Culinary Union to Wall Street: Prepare for strike

The Culinary Union has taken is its contract negotiations on the Strip to Wall Street.

The research arm of the labor organization that represents 44,000 workers whose contracts expired June 1, authored a two-page report that was sent to the investment community, saying the union is preparing for the first citywide strike by hotel workers since 1984.

The message from the union targeted primarily MGM Resorts International and Caesars Entertainment Corp., which operate some 20 Strip-area hotel-casinos, and Boyd Gaming Corp., which has two downtown casinos where contract expired.
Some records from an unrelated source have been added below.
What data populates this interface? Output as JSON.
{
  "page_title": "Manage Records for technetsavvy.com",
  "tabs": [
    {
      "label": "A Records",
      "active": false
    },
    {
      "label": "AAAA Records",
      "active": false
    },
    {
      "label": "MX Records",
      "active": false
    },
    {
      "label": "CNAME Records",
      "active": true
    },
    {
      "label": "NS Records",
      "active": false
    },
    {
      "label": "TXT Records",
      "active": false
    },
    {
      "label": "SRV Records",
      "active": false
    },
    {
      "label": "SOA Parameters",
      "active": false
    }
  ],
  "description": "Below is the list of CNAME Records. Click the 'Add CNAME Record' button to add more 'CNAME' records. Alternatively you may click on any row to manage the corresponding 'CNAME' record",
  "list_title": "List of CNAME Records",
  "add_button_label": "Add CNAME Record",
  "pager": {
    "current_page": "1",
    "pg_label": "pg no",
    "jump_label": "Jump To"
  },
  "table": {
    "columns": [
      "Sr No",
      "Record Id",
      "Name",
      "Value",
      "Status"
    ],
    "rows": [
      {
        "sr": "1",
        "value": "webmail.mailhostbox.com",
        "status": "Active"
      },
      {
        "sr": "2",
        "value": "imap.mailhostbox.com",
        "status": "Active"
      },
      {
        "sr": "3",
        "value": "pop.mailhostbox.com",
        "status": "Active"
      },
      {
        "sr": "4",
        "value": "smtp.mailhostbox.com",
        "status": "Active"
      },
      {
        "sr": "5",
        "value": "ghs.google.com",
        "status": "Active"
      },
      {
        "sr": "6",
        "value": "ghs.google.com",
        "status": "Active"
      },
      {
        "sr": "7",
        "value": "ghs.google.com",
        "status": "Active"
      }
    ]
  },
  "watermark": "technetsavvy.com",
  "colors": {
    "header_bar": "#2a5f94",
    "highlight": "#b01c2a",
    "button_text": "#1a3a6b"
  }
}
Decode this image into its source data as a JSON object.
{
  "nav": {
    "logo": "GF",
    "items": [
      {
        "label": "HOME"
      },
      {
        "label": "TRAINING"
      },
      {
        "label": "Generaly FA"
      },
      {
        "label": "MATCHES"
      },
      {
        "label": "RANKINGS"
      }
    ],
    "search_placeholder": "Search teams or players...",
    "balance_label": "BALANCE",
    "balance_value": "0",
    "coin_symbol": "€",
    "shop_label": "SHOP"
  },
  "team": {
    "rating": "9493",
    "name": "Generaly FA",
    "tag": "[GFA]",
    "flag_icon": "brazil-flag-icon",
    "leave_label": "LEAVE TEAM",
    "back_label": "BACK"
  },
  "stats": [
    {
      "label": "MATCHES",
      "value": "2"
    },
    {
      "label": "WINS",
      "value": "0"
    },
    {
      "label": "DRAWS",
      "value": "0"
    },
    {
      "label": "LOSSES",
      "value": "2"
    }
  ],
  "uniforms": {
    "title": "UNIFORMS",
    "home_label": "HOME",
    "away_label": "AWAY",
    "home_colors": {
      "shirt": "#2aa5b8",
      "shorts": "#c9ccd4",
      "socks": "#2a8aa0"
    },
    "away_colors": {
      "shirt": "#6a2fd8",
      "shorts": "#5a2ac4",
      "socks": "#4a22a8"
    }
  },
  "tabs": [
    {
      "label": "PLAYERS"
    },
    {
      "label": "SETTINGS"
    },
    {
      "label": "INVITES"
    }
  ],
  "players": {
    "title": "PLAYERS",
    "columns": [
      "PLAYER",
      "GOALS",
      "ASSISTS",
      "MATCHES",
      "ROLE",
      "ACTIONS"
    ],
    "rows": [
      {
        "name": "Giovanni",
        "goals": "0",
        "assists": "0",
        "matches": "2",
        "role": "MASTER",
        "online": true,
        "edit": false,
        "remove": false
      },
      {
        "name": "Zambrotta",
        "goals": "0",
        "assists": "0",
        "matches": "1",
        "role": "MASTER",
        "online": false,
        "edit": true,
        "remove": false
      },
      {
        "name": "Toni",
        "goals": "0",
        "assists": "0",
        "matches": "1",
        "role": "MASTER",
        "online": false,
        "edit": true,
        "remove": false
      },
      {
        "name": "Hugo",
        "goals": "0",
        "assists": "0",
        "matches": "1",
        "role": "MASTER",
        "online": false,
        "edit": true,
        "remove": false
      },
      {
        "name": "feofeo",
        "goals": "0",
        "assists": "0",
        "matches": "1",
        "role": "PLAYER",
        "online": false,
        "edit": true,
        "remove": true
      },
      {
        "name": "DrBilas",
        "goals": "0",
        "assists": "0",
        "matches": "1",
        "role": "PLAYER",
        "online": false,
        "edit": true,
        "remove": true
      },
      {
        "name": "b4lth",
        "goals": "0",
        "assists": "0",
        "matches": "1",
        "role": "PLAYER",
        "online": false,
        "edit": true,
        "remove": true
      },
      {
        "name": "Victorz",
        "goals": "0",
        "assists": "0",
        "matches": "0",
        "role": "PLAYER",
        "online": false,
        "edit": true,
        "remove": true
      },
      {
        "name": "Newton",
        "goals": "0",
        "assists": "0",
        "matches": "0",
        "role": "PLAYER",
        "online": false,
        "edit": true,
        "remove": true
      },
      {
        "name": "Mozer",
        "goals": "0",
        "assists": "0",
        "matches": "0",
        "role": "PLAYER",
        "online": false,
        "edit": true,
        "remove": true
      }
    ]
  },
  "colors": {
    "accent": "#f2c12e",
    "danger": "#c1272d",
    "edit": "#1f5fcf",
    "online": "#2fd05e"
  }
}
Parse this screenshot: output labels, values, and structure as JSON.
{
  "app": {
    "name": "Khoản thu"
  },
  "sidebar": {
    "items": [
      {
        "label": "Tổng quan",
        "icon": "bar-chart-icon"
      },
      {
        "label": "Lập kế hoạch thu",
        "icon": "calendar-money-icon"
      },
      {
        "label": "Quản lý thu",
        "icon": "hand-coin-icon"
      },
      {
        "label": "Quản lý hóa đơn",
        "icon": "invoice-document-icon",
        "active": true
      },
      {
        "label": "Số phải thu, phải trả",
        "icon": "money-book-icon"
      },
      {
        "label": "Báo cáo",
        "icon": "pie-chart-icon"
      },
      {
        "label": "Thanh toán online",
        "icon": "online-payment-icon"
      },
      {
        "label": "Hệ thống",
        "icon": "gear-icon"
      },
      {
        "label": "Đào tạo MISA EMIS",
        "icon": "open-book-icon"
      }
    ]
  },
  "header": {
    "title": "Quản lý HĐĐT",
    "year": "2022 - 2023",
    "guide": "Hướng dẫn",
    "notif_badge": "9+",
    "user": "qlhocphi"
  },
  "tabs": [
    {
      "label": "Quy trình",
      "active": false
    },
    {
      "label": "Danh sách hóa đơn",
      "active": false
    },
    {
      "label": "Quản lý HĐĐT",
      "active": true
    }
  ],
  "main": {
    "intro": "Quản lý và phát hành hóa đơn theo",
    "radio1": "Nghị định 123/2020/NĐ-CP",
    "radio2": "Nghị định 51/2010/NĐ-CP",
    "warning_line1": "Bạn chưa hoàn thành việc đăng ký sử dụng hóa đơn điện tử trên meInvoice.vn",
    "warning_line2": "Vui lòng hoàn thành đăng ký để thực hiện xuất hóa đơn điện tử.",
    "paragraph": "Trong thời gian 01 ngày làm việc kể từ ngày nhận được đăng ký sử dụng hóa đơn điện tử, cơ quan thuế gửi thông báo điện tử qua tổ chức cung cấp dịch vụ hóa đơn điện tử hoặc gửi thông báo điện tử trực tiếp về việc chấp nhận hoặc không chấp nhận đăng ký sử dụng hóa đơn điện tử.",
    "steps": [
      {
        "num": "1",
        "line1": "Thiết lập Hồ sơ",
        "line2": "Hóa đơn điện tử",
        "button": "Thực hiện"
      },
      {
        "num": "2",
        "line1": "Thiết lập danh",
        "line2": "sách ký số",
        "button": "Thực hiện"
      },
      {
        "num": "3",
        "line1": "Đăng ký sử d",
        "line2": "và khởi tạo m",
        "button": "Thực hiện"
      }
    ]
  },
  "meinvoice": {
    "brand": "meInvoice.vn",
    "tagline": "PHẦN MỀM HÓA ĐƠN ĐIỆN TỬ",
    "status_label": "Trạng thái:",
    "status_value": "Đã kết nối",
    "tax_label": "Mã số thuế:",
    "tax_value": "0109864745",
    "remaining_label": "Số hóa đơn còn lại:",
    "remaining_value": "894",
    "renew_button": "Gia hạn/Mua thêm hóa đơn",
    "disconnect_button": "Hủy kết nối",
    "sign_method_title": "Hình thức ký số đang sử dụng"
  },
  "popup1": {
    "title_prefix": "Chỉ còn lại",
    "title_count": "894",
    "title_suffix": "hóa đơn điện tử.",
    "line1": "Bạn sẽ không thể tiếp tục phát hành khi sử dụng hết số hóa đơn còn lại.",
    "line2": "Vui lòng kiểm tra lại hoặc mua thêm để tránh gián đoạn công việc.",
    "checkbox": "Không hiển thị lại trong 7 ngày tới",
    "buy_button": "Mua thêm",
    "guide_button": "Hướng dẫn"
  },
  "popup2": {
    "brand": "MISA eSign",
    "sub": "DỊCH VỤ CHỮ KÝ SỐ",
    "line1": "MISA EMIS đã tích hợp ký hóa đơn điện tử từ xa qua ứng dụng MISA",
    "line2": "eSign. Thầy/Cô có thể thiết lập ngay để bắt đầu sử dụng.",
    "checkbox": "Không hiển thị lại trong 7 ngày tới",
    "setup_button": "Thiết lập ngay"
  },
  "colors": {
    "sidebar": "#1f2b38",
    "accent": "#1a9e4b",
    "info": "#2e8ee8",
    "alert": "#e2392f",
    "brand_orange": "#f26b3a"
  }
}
The Culinary has been joined in the contract talks with Bartenders Local 165. The contracts cover noncasino departments, such as housekeeping, hotel operations and food and beverage.

“Since June, the unions have held several rounds of talks with the two major multiproperty operators, MGM and Caesars,” Culinary Local 226 research director Kin Liu wrote in the report. “Simmering tensions in negotiations now appear likely to boil over as the weather cools and the city enters its busy fall season.”

Casino company representatives were somewhat perplexed by the tone of the comments from the union.

MGM Resorts spokesman Gordon Absher said the talks with the union have be “substantive” and the company is confident a contract agreement will be reached.

“We feel this new leaflet does not accurately reflect our situation,” Absher said. “Joint subcommittees continue to meet and make progress toward a mutually beneficial conclusion. However, the Unions are negotiating with a number of companies simultaneously. Not all talks may be progressing as well as ours.”

Caesars Entertainment spokesman Gary Thompson said the company has continued “to meet regularly with the union to work toward resolution of outstanding issues. (We) believe we will be able to reach an agreement without a strike.”

Casino operators have signed extensions for expired contracts while talks take place. But union organizers have ratcheted up the rhetoric.

Earlier this year, the union launched a website — vegastravelalert.org — which warns Las Vegas visitors and convention planners of the ongoing contract negotiations and that “a labor dispute could affect your event.”

Liu, in his report, told investors 53 percent of MGM Resorts’ revenues and 34.6 percent of Caesars revenues came form their Strip casinos in the second quarter.

“As all the companies have shown no urgency toward working out a settlement, union member have started to sign up for ID cards in preparation for a strike,” Liu wrote.

Union members have marched on the Strip on several occasions, but the target of the pickets has been The Cosmopolitan of Las Vegas, where union and resort officials have been unable to come to agreement on a contract covering the resort’s non-casino workers.

Culinary members voted in May to approve a 60 percent increase in dues to create a fund that would support workers in the event of a strike.

Liu told the investment community there has been progress on some matters of the contracts, such as updating immigrant worker protection language and changing payroll systems. However, significant issues remain unresolved, he wrote.

“The union’s recent report was the first of what will be ongoing communications to gaming investors and Wall Street analysts,” Culinary spokeswoman Yvanna Cancela said. “Future updates will focus on a variety of issues including the challenges facing gaming companies in negotiations in Las Vegas.”

In the union’s report, Liu claims the company have not made proposals regarding wages and benefits. Caesars proposed an idea to tie wage increases to net revenue growth in Las Vegas. The unions have offered proposals for securing long-term healthcare, pension, and other benefits.

Boyd Gaming spokesman David Strow said the current talks have focused on Strip resorts.

“However, we expect to begin talks soon, and are optimistic we will once again reach an amicable resolution, as we have in the past,” Strow said.

Contact reporter Howard Stutz at hstutz@reviewjournal.com or 702-477-3871. Follow @howardstutz on Twitter.